'Deadliest Catch': Sig Hansen Remembers Phil Harris & Previews the New Season
Today's cuppa: Irish breakfast tea
Here's the full text of my syndicated feature story on the return of one of my favorite shows ...
If you're an ardent fan of Discovery Channel's crab-fishing reality series "Deadliest Catch," then you know the fleet has lost a captain, not to the merciless waters of the
His twentysomething sons, Josh (right) and Jake (left), were at his side, and while he appeared to rally briefly, he died on Feb. 9. Fans had been worried about Harris' health for a while, after a blood clot sent him to the hospital during the fishing season in 2008.
In the world of Alaskan crab fishing, king crab are harvested in the late fall, and opilio crab, right after the beginning of the year. So Harris had already participated in the bulk of the 2009-2010 season.
Therefore, when the sixth season of "Deadliest Catch" launches on Tuesday, April 13, Harris will be there, and he will continue to be there until sometime around or after episode 13, when the show deals with his health crisis and death (exact details of that are pending).
According to a March 12 post at the Cornelia Marie website, the boat - co-owned by Harris and its namesake, Cornelia Marie Devlin - has been undergoing repairs, and the entire crew has been out of work since Harris' memorial on Feb. 21.
But the crew is heading back to
On hand to help them is Capt. Sig Hansen (below) of the F/V Northwestern (bottom photo). Harris' longtime friend and fellow crab fisherman.
Over breakfast in
"I was amazed that he made it back, number one," he says. "I was relieved. It was a roller-coaster ride for everybody that knew him, so the fact that he made it back was impressive. But he's a tough old bird.
"He's one of those old codgers that you'd figure would never die. Then, all of a sudden, you hear that he had this stroke, and you figured, well, here we go again."
Hansen says he heard the news over the radio, the chief way that fishing captains keep each other updated.
"The next thing you hear," he says, "is that he's doing better. So you feel relieved about that, and the roller-coaster ride goes up and down, and the next thing you know, he's gone."
Harris was known as a man who liked cigarettes, alcohol and a nice piece of beef. While the blood clot slowed him down, he didn't exactly become a health nut.
"When Phil started as a kid in the '70s," Hansen says, "that was the environment. You smoked; you drank; you worked hard; you played hard.
"His ex-wife said the most touching thing at the ceremony. She said he swept her off her feet. She's talking about how this guy comes in, he's gone for a long time, made some money then the sky's the limit. 'Where do you want to go?'
"I thought that was nice and neat the way she did it, because it's true for all the guys. You go to work, do your thing, come home, and you go nuts. They're not a bunch of angels up there."
But Harris was also known for his generous spirit and big heart, and Hansen has taken an interest in the future of his sons, especially the youngest, Jake.

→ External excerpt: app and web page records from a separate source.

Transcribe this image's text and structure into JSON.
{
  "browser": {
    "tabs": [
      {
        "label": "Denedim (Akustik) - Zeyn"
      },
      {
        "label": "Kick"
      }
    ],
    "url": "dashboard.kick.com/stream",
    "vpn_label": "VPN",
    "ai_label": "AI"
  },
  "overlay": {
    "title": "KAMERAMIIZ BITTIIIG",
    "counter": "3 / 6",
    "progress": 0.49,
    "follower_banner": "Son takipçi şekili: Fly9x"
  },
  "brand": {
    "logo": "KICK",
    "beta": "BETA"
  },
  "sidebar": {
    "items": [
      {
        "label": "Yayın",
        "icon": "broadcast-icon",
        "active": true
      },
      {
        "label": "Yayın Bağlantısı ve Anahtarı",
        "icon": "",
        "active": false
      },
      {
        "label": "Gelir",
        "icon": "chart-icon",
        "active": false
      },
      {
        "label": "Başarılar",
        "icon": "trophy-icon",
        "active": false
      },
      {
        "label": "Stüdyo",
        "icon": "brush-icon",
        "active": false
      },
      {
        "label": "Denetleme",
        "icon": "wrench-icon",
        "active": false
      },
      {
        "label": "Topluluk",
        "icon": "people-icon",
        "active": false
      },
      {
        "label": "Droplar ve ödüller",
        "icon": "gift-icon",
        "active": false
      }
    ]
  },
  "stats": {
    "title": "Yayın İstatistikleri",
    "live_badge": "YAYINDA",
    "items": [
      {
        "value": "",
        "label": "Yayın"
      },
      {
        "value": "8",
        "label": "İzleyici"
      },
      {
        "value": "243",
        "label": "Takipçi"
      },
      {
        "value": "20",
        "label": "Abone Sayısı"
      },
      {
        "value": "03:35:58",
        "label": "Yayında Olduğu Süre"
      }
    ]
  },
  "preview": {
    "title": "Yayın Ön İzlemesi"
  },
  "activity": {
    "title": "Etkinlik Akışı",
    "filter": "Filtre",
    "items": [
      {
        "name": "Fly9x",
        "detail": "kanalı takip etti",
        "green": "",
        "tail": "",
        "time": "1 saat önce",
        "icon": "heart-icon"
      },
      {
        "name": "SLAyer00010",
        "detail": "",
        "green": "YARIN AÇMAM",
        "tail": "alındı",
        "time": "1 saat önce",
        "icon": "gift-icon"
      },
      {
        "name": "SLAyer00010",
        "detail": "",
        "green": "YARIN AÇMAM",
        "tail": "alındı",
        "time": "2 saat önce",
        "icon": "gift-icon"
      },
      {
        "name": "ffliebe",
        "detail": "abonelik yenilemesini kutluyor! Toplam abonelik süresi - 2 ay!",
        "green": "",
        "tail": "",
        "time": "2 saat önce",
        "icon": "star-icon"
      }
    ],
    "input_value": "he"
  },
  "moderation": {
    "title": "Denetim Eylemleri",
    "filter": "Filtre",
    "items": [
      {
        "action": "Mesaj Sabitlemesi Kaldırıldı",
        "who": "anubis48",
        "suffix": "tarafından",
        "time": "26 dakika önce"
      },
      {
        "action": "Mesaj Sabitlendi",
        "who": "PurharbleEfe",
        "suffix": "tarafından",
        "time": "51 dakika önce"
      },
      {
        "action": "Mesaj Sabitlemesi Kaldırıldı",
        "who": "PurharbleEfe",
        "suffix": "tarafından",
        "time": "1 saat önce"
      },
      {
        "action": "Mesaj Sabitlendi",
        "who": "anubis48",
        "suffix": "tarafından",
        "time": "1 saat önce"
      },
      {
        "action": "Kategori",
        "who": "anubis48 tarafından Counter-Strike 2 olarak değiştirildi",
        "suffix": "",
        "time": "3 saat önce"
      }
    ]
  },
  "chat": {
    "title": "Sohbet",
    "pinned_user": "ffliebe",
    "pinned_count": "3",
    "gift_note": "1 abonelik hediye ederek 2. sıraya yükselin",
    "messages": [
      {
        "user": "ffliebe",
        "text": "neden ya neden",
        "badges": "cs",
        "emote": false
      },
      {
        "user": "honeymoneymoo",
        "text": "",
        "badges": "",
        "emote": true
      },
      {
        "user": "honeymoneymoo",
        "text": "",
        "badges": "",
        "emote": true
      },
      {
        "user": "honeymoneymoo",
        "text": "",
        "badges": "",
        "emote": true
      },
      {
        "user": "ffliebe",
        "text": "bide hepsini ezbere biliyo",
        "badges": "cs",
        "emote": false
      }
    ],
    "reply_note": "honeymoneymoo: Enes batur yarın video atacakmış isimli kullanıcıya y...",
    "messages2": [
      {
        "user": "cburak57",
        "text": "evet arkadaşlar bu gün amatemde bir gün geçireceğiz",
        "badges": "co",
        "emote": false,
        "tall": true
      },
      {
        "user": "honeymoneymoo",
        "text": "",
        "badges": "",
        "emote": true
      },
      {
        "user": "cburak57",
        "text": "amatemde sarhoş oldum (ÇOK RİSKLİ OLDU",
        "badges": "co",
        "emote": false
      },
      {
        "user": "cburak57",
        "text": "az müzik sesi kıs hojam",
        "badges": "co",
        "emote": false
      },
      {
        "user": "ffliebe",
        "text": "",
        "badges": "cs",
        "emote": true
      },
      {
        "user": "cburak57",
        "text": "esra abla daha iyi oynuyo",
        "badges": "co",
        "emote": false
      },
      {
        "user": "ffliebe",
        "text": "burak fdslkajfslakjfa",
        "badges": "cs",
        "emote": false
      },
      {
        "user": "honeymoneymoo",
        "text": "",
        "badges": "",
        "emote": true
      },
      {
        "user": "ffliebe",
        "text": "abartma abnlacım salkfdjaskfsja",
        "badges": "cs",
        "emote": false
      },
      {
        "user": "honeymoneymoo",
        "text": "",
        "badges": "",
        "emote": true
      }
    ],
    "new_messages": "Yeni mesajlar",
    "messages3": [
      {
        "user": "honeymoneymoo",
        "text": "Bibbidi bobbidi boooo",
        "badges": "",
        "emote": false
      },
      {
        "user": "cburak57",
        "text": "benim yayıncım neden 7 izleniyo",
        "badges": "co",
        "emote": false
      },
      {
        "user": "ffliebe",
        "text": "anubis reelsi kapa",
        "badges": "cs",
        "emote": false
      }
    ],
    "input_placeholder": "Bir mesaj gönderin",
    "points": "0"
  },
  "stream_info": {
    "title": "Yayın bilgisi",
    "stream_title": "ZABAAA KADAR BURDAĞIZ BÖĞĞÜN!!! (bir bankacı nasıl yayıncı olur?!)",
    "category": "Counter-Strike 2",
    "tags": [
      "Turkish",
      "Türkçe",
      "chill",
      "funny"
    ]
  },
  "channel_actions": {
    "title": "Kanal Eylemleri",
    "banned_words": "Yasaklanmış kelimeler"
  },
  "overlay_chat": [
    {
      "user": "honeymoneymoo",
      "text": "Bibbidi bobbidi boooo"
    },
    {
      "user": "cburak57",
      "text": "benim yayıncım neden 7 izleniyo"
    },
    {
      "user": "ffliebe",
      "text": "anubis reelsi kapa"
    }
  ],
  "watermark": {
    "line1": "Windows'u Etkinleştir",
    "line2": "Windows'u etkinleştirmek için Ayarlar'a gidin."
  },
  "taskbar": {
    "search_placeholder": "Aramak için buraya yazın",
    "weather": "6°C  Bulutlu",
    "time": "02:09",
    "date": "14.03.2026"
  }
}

"Now that Phil's gone," he says, "it's not my responsibility, but I certainly would like to help him in whatever direction he chooses.
Hansen doesn't know if either son wants to go back to sea, but he thinks Jake has the makings of a fisherman.
"Oh, yeah," he says. "You don't have to be a big guy; you've just got to have a drive. Now that their dad is gone, they certainly have something to prove. They have a father to live up to. Forget the public and what they think of Phil, in our
And if the producers and the Harris boys choose to show footage of Harris' last days, Hansen says, "Number one, it's a tribute to Phil. It shows how he lived and how he ended, and that's what people want to know.
"It's a good thing. It's his legacy, and it will live on through that. It's fine."